The Board's finding that the petitioner's removal would promote the efficiency of the service was a factual finding which we sustain because it is supported by substantial evidence. See White, 768 F.2d at 336. As discussed previously, see supra part II A, the petitioner's bias against and intolerance of Catholics and Hispanics and his critical attitude regarding his superiors and co-workers cast grave doubts on the petitioner's ability to discharge his duties as a border patrol in a fair and impartial manner.
Moreover, the petitioner's implied threat to Mr. Creppy impaired his credibility and his ability to function effectively as a border patrol agent. The record shows that border patrol agents are frequently required to testify in court proceedings concerning aliens. In view of the petitioner's threat to change his testimony on one occasion, his reliability as a witness in future cases has been seriously impaired.
D. Validity of the Penalty of Removal. The petitioner's final challenge concerns the validity of the penalty of removal. The petitioner had approximately eighteen years of prior service with the agency, and had received excellent performance ratings. In addition, many individuals with whom the petitioner had worked testified that they believed the petitioner to be an excellent representative of the border patrol. Moreover, although the agency originally brought four charges against the petitioner, the Board sustained only two of them. In light of these mitigating factors, the petitioner contends that the penalty of removal was grossly disproportionate to the misconduct found.

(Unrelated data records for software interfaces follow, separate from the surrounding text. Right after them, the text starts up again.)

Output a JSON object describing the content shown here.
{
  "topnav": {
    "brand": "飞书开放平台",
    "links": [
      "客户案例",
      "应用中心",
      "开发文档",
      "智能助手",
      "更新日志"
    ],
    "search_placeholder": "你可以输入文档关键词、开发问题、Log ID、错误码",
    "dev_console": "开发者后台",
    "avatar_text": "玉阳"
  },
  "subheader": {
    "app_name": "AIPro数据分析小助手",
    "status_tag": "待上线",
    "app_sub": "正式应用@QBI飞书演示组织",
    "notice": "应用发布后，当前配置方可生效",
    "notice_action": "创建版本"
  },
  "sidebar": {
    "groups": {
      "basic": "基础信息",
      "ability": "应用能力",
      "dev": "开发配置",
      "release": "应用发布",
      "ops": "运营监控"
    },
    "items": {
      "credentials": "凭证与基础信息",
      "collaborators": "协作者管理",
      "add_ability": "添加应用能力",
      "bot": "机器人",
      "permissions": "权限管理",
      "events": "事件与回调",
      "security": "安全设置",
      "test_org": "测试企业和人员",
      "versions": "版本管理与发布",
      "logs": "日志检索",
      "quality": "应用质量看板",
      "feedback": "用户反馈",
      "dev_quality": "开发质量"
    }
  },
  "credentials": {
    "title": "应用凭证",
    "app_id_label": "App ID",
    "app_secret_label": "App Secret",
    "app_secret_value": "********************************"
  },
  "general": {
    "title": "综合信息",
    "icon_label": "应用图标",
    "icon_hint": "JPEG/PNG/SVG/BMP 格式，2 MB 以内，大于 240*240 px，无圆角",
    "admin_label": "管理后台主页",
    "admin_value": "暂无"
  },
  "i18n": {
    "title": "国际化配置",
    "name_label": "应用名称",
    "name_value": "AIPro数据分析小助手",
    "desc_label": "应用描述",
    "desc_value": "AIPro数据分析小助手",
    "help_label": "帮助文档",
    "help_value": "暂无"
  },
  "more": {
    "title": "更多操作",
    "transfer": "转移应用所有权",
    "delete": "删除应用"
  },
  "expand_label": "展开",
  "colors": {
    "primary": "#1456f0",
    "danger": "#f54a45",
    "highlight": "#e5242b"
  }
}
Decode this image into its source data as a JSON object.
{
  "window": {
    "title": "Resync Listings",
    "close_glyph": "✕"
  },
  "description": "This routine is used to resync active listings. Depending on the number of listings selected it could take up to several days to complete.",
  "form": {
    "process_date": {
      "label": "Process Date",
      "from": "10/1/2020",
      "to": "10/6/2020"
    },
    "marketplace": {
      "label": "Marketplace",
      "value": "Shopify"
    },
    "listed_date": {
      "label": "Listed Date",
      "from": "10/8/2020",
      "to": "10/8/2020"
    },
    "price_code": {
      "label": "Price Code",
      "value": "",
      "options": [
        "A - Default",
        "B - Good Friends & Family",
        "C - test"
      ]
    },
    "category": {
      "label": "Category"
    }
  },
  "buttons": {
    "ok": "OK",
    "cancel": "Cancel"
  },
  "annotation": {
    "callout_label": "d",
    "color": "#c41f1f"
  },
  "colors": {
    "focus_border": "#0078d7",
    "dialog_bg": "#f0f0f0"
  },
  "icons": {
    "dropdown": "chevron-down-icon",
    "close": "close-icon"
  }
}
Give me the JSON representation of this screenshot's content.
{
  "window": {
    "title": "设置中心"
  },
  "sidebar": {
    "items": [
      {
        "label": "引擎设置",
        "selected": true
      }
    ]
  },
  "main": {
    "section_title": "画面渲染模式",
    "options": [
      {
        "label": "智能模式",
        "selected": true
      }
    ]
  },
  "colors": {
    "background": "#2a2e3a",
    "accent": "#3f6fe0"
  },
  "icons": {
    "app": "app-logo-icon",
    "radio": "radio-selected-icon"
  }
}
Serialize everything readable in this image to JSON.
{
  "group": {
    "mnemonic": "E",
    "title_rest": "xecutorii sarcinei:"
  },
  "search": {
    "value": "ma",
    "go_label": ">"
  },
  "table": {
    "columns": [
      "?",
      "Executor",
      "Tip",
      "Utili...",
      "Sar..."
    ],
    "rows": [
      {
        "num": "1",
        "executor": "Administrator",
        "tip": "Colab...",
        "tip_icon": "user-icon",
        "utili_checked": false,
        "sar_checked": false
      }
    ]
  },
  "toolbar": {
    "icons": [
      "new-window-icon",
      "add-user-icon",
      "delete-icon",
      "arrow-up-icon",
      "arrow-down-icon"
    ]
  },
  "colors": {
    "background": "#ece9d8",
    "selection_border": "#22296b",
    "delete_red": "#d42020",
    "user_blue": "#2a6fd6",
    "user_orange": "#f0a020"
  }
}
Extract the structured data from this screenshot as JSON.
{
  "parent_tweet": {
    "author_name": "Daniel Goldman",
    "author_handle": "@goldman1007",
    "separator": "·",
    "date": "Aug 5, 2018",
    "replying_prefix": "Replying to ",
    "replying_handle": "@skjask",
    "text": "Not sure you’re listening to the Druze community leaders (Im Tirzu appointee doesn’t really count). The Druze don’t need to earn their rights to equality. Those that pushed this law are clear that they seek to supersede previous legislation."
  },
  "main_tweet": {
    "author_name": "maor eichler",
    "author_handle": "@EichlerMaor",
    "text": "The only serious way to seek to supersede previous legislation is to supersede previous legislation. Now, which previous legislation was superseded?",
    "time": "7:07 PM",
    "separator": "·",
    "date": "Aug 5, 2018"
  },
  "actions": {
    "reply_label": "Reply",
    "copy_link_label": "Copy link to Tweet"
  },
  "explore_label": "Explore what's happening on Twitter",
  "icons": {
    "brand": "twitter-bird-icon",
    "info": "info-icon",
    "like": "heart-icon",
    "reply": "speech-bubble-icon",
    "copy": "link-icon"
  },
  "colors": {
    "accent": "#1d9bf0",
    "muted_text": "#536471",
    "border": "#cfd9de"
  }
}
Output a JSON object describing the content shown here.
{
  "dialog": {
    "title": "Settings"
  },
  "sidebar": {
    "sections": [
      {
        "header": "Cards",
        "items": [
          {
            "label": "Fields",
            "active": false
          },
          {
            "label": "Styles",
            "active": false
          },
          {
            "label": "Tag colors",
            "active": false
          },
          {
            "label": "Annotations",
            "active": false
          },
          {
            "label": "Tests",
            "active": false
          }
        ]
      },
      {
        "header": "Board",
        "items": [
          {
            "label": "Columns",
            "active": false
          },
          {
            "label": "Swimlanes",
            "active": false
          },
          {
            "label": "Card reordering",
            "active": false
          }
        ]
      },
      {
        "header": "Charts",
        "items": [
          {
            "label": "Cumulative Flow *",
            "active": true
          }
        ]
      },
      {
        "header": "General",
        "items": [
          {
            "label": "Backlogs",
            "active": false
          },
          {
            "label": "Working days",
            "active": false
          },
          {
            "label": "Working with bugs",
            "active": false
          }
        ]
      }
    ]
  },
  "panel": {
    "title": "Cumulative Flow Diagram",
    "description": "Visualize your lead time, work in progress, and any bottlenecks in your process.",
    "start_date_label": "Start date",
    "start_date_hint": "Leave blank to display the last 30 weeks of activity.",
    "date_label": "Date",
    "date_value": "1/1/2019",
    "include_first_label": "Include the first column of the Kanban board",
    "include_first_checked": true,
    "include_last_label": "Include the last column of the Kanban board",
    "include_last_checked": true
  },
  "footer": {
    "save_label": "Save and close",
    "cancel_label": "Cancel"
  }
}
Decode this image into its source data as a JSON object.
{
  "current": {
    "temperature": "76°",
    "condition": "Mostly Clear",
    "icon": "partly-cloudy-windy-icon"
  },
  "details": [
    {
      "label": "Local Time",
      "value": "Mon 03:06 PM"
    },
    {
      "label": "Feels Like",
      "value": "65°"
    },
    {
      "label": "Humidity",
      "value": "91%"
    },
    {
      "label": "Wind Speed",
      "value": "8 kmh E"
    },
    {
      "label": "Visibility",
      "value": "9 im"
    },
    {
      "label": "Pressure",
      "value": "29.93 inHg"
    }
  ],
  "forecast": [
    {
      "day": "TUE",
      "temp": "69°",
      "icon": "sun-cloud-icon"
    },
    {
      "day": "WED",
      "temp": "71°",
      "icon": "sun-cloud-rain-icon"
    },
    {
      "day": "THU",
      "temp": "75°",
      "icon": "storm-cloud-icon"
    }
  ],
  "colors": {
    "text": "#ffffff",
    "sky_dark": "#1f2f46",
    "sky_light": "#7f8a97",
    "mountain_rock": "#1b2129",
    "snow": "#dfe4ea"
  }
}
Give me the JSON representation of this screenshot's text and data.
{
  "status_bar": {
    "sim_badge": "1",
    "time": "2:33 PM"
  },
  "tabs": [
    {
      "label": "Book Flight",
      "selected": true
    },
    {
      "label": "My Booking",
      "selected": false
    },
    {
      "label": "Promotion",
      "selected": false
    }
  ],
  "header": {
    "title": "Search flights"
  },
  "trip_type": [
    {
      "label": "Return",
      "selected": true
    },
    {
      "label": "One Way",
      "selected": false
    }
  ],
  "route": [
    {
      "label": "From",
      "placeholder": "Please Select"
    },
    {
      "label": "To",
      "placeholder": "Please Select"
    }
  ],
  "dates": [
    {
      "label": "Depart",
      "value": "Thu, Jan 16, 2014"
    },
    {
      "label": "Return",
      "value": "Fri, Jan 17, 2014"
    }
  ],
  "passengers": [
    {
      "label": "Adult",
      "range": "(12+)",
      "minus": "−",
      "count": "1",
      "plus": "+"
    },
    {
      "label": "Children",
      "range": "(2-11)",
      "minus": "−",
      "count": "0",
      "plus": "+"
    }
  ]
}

This court has held that it will not disturb a choice of penalty within the agency's discretion unless the severity of the agency's action appears totally unwarranted in light of all the factors. DeWitt v. Department of the Navy, 747 F.2d 1442, 1445 (Fed. Cir. 1984), cert. denied, 470 U.S. 1054, 105 S. Ct. 1759, 84 L. Ed. 2d 822 (1985). There "exists a great reluctance on the part of the courts to become enmeshed in the disciplinary process and, accordingly, great deference is accorded to the sound discretion of the agency in such matters." See Weston v. Department of Housing and Urban Dev., 724 F.2d 943, 949 (Fed. Cir. 1983).
In reviewing the propriety of the agency's penalty of removal, the presiding official recognized that the petitioner had had a long tenure with the agency and that only two of the original charges against him were sustained. Nonetheless, the presiding official found that the petitioner was unfit to occupy his "unique position of trust" as a law enforcement agent in light of the fact that he had expressed bias toward Catholics and Hispanics and had threatened to change his testimony at trial. On the basis of our review, the sanction of removal "in light of the circumstances and a consideration of [the appropriate mitigating] factors does not bespeak a result which is arbitrary, capricious, an abuse of discretion or otherwise not in accordance with law." Id. at 950.
The decision of the Merit Systems Protection Board sustaining the petitioner's removal is affirmed.